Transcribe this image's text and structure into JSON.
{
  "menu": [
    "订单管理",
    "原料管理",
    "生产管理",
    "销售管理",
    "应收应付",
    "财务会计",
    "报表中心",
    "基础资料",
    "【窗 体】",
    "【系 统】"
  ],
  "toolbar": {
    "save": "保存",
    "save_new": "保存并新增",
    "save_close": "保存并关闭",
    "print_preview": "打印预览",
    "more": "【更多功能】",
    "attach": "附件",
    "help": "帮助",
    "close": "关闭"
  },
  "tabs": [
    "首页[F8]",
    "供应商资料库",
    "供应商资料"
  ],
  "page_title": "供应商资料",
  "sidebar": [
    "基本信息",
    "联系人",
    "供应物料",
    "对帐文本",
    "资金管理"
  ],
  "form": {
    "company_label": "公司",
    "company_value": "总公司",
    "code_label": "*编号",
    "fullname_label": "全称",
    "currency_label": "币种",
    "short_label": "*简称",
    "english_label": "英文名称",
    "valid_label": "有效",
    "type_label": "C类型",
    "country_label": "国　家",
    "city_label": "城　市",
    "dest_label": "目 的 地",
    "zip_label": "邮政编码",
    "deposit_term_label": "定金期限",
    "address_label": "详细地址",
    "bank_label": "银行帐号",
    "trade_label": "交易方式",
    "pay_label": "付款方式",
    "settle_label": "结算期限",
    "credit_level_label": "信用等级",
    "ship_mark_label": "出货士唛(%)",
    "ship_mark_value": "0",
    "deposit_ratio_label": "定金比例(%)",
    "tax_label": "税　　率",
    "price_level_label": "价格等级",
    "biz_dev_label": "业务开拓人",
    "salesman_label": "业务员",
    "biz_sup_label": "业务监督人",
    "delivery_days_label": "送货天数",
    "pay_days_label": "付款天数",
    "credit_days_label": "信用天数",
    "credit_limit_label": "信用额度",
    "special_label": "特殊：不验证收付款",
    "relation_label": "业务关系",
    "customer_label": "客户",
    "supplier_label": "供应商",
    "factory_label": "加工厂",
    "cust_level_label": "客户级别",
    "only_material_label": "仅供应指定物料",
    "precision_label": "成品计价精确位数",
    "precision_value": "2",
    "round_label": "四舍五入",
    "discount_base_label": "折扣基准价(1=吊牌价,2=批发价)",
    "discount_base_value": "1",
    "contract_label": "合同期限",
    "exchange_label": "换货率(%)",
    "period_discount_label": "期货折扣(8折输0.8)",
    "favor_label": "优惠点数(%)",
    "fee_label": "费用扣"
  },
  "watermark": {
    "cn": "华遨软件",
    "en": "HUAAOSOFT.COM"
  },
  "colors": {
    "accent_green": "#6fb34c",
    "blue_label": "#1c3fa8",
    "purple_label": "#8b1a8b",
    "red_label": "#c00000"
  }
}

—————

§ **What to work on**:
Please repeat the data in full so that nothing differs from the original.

§ **Expected answer**:
Transcribe this image's text and structure into JSON.
{
  "menu": [
    "订单管理",
    "原料管理",
    "生产管理",
    "销售管理",
    "应收应付",
    "财务会计",
    "报表中心",
    "基础资料",
    "【窗 体】",
    "【系 统】"
  ],
  "toolbar": {
    "save": "保存",
    "save_new": "保存并新增",
    "save_close": "保存并关闭",
    "print_preview": "打印预览",
    "more": "【更多功能】",
    "attach": "附件",
    "help": "帮助",
    "close": "关闭"
  },
  "tabs": [
    "首页[F8]",
    "供应商资料库",
    "供应商资料"
  ],
  "page_title": "供应商资料",
  "sidebar": [
    "基本信息",
    "联系人",
    "供应物料",
    "对帐文本",
    "资金管理"
  ],
  "form": {
    "company_label": "公司",
    "company_value": "总公司",
    "code_label": "*编号",
    "fullname_label": "全称",
    "currency_label": "币种",
    "short_label": "*简称",
    "english_label": "英文名称",
    "valid_label": "有效",
    "type_label": "C类型",
    "country_label": "国　家",
    "city_label": "城　市",
    "dest_label": "目 的 地",
    "zip_label": "邮政编码",
    "deposit_term_label": "定金期限",
    "address_label": "详细地址",
    "bank_label": "银行帐号",
    "trade_label": "交易方式",
    "pay_label": "付款方式",
    "settle_label": "结算期限",
    "credit_level_label": "信用等级",
    "ship_mark_label": "出货士唛(%)",
    "ship_mark_value": "0",
    "deposit_ratio_label": "定金比例(%)",
    "tax_label": "税　　率",
    "price_level_label": "价格等级",
    "biz_dev_label": "业务开拓人",
    "salesman_label": "业务员",
    "biz_sup_label": "业务监督人",
    "delivery_days_label": "送货天数",
    "pay_days_label": "付款天数",
    "credit_days_label": "信用天数",
    "credit_limit_label": "信用额度",
    "special_label": "特殊：不验证收付款",
    "relation_label": "业务关系",
    "customer_label": "客户",
    "supplier_label": "供应商",
    "factory_label": "加工厂",
    "cust_level_label": "客户级别",
    "only_material_label": "仅供应指定物料",
    "precision_label": "成品计价精确位数",
    "precision_value": "2",
    "round_label": "四舍五入",
    "discount_base_label": "折扣基准价(1=吊牌价,2=批发价)",
    "discount_base_value": "1",
    "contract_label": "合同期限",
    "exchange_label": "换货率(%)",
    "period_discount_label": "期货折扣(8折输0.8)",
    "favor_label": "优惠点数(%)",
    "fee_label": "费用扣"
  },
  "watermark": {
    "cn": "华遨软件",
    "en": "HUAAOSOFT.COM"
  },
  "colors": {
    "accent_green": "#6fb34c",
    "blue_label": "#1c3fa8",
    "purple_label": "#8b1a8b",
    "red_label": "#c00000"
  }
}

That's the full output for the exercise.